Once a long time ago, someone said, ‘Arundhati should stick to what she knows’. This was obviously a response to a sharing of books and authors one likes, a mandatory cover charge for any one who identifies as sapiosexual. Since, this was still before Tinder was an app on Indian phones, it was more than a hashtag. Hence, like any first interaction, I hid my penchant for offering interruptions and didn’t ask if they meant the novel, storytelling or writing. Instead, decided they wouldn’t say that of male writers. And unfortunately, that bit holds true.
But, what also shines like a freshly oiled snake’s coil is that I can’t bear the anachronistic digressions of the poet prime minister and the soldier turned fasting prodigy in a story I want to read.

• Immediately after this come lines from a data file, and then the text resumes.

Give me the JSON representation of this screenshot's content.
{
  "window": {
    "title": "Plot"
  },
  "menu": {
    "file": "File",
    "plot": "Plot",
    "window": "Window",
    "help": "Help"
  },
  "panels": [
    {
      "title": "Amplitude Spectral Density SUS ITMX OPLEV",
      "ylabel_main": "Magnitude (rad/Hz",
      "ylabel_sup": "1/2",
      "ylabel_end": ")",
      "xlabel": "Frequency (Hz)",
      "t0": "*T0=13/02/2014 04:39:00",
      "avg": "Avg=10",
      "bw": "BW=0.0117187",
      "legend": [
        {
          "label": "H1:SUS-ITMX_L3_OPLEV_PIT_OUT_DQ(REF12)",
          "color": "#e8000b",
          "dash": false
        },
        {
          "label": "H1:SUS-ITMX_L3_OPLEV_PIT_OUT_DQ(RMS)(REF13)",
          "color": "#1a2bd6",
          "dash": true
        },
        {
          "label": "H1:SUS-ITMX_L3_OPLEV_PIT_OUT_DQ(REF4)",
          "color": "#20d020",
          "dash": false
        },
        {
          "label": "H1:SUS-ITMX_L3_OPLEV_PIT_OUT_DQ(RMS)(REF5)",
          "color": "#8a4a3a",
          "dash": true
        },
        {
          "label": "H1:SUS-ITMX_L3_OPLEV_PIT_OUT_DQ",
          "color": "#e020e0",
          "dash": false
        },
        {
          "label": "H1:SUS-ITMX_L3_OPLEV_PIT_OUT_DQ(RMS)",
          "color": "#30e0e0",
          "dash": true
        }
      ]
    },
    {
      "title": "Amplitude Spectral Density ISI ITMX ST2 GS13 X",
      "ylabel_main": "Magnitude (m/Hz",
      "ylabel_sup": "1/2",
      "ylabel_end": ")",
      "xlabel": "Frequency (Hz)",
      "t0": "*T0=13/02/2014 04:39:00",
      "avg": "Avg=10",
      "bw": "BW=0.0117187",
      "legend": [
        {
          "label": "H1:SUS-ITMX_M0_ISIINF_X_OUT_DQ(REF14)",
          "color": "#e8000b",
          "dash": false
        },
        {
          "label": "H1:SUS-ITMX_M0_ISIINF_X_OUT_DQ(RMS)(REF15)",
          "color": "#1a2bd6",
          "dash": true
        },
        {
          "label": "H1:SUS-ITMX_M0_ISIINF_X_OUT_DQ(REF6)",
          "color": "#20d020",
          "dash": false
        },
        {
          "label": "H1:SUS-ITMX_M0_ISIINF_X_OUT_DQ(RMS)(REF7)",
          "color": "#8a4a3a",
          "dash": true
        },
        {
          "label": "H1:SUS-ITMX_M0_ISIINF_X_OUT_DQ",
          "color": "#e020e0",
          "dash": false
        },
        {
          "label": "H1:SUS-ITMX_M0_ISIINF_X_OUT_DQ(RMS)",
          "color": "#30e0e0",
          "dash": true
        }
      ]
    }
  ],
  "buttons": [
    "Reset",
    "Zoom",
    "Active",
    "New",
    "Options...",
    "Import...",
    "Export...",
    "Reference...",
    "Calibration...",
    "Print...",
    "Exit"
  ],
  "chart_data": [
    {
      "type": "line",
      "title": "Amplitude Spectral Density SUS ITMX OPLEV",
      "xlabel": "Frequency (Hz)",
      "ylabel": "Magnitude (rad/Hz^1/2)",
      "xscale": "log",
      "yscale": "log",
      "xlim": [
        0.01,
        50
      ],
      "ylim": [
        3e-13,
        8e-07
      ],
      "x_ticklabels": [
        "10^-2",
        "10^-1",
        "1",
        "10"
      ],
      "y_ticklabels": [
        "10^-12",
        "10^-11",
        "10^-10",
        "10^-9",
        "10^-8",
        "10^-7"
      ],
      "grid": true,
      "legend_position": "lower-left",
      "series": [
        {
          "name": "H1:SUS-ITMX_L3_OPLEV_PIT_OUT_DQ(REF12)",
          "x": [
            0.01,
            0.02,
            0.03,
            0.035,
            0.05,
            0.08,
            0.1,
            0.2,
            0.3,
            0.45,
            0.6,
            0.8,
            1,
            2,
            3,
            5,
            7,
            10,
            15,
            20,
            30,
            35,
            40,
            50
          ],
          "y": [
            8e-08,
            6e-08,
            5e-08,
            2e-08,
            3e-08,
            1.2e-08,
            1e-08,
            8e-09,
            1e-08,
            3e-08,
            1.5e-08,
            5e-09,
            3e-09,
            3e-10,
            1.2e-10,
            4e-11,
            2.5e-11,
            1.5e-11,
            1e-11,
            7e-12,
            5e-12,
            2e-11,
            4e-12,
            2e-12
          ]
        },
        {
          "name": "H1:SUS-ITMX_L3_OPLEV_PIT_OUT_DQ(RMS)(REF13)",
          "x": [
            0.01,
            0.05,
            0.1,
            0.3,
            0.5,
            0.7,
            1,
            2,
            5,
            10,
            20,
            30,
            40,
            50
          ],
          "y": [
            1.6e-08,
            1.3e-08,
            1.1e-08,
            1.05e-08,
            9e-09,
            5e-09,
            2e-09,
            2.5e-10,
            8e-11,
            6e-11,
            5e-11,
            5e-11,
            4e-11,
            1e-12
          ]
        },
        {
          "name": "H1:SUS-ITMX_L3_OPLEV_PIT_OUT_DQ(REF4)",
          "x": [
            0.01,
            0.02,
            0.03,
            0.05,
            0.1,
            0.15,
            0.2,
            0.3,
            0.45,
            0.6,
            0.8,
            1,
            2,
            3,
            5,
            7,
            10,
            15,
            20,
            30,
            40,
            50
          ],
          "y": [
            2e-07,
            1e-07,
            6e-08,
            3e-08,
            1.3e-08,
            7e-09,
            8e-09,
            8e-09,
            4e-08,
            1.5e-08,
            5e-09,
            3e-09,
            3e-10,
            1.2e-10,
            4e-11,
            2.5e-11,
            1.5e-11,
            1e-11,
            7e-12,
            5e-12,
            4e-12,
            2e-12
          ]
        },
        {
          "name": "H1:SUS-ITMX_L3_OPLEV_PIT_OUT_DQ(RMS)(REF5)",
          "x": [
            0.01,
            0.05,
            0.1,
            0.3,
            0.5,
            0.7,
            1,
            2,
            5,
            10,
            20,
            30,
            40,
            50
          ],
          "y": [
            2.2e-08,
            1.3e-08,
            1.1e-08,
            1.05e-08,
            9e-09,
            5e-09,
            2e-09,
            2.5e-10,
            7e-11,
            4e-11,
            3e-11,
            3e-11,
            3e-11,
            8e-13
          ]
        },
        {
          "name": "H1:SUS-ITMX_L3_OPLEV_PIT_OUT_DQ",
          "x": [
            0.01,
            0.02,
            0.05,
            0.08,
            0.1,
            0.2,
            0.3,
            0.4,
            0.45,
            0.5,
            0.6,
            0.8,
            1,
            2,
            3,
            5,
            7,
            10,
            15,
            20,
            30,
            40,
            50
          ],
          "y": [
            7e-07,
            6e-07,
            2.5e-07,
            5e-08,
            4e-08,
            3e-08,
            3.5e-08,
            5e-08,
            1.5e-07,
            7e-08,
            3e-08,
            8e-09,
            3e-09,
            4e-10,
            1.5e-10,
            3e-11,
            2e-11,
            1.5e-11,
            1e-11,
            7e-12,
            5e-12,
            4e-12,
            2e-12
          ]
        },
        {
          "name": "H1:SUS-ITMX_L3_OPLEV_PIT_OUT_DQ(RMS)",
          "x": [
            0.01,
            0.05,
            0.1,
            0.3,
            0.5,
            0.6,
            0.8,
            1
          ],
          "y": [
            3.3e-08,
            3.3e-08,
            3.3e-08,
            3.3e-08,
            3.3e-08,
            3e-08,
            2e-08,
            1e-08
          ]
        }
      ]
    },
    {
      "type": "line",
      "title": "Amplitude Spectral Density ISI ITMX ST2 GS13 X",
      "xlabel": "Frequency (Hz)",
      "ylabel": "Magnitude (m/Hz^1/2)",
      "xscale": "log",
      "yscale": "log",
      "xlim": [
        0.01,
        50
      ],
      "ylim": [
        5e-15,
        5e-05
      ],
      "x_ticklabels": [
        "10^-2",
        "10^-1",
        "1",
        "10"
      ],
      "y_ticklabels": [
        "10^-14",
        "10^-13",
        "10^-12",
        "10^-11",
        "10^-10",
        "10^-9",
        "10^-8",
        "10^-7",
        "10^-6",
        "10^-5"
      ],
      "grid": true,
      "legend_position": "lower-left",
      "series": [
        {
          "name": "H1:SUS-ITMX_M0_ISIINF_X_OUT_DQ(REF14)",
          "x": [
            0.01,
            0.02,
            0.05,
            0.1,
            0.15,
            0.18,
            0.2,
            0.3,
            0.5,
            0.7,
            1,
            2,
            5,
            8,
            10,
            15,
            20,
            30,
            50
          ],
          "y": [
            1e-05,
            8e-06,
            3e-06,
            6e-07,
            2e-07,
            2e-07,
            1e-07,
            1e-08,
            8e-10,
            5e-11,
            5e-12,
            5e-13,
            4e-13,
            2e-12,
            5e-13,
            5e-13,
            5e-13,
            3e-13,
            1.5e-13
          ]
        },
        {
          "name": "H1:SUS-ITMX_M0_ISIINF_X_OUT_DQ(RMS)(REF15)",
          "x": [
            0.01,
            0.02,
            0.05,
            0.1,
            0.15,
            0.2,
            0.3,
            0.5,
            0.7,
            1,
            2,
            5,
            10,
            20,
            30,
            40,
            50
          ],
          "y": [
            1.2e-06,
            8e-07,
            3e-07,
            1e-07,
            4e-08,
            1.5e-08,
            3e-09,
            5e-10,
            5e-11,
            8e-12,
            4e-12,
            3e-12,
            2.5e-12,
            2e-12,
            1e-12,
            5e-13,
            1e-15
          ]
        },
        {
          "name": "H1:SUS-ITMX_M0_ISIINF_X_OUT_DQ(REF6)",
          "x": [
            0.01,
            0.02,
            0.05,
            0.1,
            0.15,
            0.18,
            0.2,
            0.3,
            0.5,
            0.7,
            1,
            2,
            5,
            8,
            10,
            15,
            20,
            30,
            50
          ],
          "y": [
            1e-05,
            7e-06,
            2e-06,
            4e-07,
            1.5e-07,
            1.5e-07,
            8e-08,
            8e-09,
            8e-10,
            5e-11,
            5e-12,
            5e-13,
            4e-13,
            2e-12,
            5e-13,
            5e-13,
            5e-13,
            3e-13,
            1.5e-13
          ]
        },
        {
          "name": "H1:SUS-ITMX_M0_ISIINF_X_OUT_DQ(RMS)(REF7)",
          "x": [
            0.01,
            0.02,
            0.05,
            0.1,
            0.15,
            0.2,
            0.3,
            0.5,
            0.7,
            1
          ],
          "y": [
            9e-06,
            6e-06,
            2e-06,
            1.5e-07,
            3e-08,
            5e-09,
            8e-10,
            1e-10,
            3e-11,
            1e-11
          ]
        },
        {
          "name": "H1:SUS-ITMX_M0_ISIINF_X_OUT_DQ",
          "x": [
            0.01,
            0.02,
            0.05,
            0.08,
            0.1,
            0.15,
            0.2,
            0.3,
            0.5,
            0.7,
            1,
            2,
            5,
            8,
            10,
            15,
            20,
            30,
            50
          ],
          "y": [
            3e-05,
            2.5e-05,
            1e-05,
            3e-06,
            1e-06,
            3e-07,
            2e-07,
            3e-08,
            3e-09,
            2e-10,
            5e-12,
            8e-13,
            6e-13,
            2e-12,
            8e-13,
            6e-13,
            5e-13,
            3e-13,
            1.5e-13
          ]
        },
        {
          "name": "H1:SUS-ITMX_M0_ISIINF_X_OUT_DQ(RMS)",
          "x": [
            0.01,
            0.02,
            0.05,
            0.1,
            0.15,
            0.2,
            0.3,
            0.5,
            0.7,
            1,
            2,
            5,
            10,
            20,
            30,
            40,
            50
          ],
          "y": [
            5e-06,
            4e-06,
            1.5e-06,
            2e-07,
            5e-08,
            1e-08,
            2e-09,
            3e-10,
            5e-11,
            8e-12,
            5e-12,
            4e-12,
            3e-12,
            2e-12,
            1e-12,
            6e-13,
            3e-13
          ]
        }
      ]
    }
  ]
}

Why was it easier to accept Tolstoy’s description of peasants and wars in those burgeoning pages that housed the suicide of Anna? (of God, someone look at the name!!!) On some pages, I remember choking with breathless ‘I know’ that of course I couldn’t tell this 100 ml peg of Vodka poured for me by university and obviously couldn’t risk leaving unread. Or may be, I had made peace with the fact that all male told stories were benign mansplaining. All women told stories, however…
Why can’t I stand this ostentatious retelling of the facts of my mournful city? ‘I know’ , I think to myself and put of reading it. Consequently, the first pages have been marked with doubts and a constant need to go back to that first book about two godless twins and their mortal mother and see why I had at all spoken of the book as one of my liking.
If at all, one has to become everything to tell a shattered story, then a part of you becomes a pedant who has gone mad from the constant rejection and starts lecturing from the classroom made in the middle of the town’s busiest street, so effectually that people fearing walking off it.
I don’t know why I am so angry.